Maximum speed and future-proofing is clearly the goal, but while the RT-AC68U comes armed with the same CPU and memory as the lesser RT-AC56U, the use of dual 802.11ac transceivers and a 3x3 antenna array does have an impact on size and cost.
The top-of-the-range RT-AC68U is heading to UK shores with a considerable £190 price tag, and the router itself measures 220mm x 160mm x 83mm in size and tips the scales at 640g. Factor in the three protruding antennae and you have a router that's noticeably less subtle.
Still, the performance advantage sounds useful, and wouldn't it be great to utilise extra performance on the ubiquitous 2.4GHz band? Well, yes, but in this case there is a rather large proviso: in order to achieve the advertised speeds of up to 600Mbps, you'll need TurboQAM technology on both the router and the client. At the time of writing, we can't think of a single mobile device with TurboQAM baked in, and as far as we can tell, the only way to take advantage of this extra performance headroom today is to use Asus's own dual-band PCE-AC68 PCIe adaptor, which will set you back a further £70.
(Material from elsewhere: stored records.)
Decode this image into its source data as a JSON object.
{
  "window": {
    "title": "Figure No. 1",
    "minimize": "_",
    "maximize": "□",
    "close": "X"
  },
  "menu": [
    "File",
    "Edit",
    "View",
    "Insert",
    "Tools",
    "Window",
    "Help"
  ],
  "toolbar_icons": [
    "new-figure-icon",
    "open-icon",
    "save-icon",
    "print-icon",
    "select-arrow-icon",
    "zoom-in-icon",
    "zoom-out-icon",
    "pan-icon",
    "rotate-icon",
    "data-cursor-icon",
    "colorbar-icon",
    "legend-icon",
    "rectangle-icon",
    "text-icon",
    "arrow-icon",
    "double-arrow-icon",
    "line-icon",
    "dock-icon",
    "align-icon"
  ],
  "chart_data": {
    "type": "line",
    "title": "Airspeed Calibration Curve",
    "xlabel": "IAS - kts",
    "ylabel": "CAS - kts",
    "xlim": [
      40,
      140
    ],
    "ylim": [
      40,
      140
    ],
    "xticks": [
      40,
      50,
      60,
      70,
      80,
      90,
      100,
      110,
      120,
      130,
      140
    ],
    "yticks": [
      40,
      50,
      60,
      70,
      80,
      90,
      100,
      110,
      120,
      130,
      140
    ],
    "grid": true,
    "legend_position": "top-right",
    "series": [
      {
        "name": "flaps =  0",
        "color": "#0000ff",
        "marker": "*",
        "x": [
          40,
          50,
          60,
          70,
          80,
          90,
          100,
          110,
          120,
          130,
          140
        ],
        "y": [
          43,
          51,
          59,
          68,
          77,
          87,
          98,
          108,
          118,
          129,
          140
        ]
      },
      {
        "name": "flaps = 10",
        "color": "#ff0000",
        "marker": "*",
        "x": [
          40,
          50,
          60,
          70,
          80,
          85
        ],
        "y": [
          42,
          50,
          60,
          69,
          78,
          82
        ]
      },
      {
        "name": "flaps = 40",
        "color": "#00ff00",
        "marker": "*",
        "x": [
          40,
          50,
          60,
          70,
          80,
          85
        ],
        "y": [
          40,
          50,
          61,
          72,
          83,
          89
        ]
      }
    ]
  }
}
The RT-AC68U is a serious investment and ideally suited to enthusiast users, but if that sounds like you, the feature set should fit the bill. Four Gigabit Ethernet ports adorn the back of the device, alongside WAN, dual USB ports (both with charging functionality, one with SuperSpeed 3.0 capability), a dedicated power button, and an on/off switch for the front status LEDs. In keeping with the smaller RT-AC56U, WPS and WiFi toggle buttons are positioned along the left edge.